[Dataset rows for apps and sites]
□ □ □ □ □ □ □
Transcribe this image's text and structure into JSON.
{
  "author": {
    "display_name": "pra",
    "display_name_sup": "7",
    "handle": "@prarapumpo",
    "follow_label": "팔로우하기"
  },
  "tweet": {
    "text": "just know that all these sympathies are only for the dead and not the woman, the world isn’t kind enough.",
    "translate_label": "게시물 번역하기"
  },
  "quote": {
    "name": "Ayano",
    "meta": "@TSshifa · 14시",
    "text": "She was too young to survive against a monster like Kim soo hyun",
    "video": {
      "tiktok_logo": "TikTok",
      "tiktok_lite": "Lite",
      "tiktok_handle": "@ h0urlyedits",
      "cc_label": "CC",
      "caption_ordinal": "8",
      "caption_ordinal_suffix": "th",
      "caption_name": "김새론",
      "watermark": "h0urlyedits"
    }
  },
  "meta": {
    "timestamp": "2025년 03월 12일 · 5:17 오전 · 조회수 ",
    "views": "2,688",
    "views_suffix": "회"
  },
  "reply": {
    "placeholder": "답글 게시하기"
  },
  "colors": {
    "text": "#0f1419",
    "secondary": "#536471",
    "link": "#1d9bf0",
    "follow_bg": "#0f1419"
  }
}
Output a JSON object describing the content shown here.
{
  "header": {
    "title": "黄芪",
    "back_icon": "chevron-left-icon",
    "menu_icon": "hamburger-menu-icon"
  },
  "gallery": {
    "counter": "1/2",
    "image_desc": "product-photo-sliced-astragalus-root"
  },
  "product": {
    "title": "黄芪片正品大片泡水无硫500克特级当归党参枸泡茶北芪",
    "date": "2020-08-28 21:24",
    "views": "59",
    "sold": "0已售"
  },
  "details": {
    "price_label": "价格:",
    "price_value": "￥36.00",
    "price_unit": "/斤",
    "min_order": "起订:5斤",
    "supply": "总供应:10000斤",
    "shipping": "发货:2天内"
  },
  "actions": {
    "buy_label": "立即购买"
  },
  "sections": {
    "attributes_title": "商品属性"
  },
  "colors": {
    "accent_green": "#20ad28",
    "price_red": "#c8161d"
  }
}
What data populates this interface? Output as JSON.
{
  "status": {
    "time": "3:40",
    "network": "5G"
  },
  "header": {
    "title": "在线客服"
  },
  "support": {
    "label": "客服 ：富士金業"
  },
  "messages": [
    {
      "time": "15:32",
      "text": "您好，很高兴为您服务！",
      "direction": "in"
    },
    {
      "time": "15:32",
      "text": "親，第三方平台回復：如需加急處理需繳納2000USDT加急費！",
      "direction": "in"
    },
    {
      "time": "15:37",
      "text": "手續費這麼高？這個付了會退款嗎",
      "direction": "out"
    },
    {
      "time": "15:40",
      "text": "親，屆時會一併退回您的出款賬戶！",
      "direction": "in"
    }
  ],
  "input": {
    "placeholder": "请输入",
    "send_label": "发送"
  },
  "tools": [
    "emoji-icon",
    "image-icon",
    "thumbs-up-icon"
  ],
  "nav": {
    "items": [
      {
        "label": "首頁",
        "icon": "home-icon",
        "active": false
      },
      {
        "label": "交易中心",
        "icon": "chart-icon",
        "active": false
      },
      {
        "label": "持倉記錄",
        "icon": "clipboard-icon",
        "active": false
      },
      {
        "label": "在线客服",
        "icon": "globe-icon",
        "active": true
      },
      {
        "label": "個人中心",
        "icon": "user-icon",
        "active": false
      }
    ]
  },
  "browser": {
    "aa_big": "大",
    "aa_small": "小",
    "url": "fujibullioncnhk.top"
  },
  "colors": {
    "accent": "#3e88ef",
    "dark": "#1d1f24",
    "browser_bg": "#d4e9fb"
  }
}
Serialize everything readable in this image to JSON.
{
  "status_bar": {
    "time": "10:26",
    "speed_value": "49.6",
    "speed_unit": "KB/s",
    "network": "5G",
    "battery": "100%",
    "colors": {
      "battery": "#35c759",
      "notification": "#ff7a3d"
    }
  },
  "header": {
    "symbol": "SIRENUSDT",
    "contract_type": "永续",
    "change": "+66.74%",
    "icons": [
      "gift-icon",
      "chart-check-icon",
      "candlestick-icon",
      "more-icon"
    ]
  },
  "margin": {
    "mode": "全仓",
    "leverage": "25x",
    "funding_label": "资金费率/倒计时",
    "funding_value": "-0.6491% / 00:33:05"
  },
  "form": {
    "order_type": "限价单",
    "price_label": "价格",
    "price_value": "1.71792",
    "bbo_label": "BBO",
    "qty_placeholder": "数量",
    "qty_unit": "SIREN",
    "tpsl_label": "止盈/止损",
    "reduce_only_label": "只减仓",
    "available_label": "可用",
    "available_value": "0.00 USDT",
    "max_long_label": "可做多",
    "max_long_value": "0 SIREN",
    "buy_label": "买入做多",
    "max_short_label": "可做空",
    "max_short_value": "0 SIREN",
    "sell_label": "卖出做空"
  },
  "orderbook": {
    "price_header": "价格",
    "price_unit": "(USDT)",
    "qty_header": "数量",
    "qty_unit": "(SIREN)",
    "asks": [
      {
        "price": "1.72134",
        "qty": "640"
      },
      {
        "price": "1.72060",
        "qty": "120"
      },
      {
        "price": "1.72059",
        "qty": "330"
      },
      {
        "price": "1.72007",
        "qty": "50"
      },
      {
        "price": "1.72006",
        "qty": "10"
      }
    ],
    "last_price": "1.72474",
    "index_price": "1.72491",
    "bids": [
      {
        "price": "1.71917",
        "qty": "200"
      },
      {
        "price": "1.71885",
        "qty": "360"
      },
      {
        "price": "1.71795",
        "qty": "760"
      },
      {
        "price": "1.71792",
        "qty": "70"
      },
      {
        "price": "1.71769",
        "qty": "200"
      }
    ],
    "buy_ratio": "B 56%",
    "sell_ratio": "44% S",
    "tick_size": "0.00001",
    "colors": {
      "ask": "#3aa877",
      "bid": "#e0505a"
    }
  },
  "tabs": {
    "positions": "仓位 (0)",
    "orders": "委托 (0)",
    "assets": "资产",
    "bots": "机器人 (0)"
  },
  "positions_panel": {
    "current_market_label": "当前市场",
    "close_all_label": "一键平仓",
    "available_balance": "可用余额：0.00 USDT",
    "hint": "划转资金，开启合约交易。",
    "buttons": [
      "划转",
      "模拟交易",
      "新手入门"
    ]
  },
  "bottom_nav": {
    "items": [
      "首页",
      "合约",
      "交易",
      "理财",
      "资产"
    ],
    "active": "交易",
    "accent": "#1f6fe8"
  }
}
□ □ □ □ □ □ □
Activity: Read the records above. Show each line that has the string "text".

Response area:
Transcribe this image's text and structure into JSON.
    "text": "just know that all these sympathies are only for the dead and not the woman, the world isn’t kind enough.",
    "text": "She was too young to survive against a monster like Kim soo hyun",
    "text": "#0f1419",
      "text": "您好，很高兴为您服务！",
      "text": "親，第三方平台回復：如需加急處理需繳納2000USDT加急費！",
      "text": "手續費這麼高？這個付了會退款嗎",
      "text": "親，屆時會一併退回您的出款賬戶！",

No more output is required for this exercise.